Exercise prompt -
Look through the entries for the string "Details", and copy each line that holds it.

Data extracts -
=== Begin Enclosure ===
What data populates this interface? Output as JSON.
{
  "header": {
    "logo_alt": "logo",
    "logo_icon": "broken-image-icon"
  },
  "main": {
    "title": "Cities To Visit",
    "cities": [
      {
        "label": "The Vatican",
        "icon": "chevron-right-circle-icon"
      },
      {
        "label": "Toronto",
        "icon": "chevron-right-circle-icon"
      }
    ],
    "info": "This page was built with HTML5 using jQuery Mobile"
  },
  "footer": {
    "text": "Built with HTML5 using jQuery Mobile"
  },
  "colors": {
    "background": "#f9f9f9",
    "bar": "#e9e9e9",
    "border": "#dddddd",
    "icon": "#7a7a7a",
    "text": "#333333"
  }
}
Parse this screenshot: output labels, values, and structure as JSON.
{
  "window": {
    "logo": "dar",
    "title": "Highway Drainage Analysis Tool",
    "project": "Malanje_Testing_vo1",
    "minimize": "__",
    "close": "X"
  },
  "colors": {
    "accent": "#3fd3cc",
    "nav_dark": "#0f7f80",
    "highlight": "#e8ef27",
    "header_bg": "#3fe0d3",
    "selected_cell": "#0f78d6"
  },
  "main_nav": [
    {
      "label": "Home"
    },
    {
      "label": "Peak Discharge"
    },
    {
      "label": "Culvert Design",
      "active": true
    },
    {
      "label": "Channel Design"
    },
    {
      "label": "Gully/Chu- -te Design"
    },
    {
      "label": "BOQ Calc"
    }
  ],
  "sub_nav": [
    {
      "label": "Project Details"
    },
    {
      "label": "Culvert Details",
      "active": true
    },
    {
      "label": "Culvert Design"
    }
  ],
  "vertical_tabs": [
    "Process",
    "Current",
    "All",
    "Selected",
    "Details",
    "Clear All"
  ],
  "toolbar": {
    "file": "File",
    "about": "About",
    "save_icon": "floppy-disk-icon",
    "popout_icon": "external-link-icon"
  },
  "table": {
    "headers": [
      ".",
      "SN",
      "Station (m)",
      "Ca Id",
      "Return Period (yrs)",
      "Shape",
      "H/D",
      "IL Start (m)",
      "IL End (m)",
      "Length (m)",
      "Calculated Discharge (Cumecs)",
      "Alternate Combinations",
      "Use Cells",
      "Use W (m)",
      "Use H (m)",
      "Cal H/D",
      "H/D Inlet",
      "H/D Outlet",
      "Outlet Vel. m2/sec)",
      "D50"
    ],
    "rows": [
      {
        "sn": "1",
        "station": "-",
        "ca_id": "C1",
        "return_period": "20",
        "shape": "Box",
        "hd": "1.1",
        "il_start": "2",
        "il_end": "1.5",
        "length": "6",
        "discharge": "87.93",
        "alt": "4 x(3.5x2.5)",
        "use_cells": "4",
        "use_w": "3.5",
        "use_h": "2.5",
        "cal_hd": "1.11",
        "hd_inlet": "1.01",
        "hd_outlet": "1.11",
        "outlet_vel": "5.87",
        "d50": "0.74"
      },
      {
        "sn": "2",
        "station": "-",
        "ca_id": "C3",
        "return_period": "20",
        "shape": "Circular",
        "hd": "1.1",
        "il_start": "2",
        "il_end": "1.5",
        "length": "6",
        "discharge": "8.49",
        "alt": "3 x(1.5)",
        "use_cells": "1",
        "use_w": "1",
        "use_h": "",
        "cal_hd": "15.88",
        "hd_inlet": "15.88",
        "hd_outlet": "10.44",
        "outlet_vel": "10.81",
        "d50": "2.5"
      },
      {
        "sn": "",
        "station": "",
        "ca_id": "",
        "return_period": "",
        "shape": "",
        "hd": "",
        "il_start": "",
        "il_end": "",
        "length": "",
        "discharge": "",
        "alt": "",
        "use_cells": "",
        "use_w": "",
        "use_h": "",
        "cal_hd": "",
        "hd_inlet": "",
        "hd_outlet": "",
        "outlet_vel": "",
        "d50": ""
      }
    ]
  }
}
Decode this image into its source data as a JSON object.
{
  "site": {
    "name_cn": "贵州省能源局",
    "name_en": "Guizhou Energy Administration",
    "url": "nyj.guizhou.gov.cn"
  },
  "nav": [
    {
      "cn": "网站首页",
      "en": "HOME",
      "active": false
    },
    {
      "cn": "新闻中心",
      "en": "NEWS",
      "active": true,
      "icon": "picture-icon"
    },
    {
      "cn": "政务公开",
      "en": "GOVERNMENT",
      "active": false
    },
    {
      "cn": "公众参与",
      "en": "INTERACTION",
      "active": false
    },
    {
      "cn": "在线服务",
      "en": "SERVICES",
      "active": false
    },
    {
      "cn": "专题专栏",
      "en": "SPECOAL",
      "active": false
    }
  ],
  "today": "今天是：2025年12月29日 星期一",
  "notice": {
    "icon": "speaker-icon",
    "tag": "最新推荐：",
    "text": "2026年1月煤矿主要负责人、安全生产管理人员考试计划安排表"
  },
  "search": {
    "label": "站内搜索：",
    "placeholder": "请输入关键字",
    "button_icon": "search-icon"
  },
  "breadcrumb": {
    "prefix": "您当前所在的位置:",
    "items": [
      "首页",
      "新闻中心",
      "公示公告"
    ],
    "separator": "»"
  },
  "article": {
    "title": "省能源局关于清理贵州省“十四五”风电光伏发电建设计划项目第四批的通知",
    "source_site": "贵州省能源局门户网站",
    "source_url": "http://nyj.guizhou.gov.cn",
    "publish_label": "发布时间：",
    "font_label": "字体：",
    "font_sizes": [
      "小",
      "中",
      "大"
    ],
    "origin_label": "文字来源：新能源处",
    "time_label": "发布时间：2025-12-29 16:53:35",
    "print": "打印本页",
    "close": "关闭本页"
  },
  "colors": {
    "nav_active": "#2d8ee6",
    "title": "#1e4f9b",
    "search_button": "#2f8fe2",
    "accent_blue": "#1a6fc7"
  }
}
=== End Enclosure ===
Written reply -
      "label": "Project Details"
      "label": "Culvert Details",
    "Details",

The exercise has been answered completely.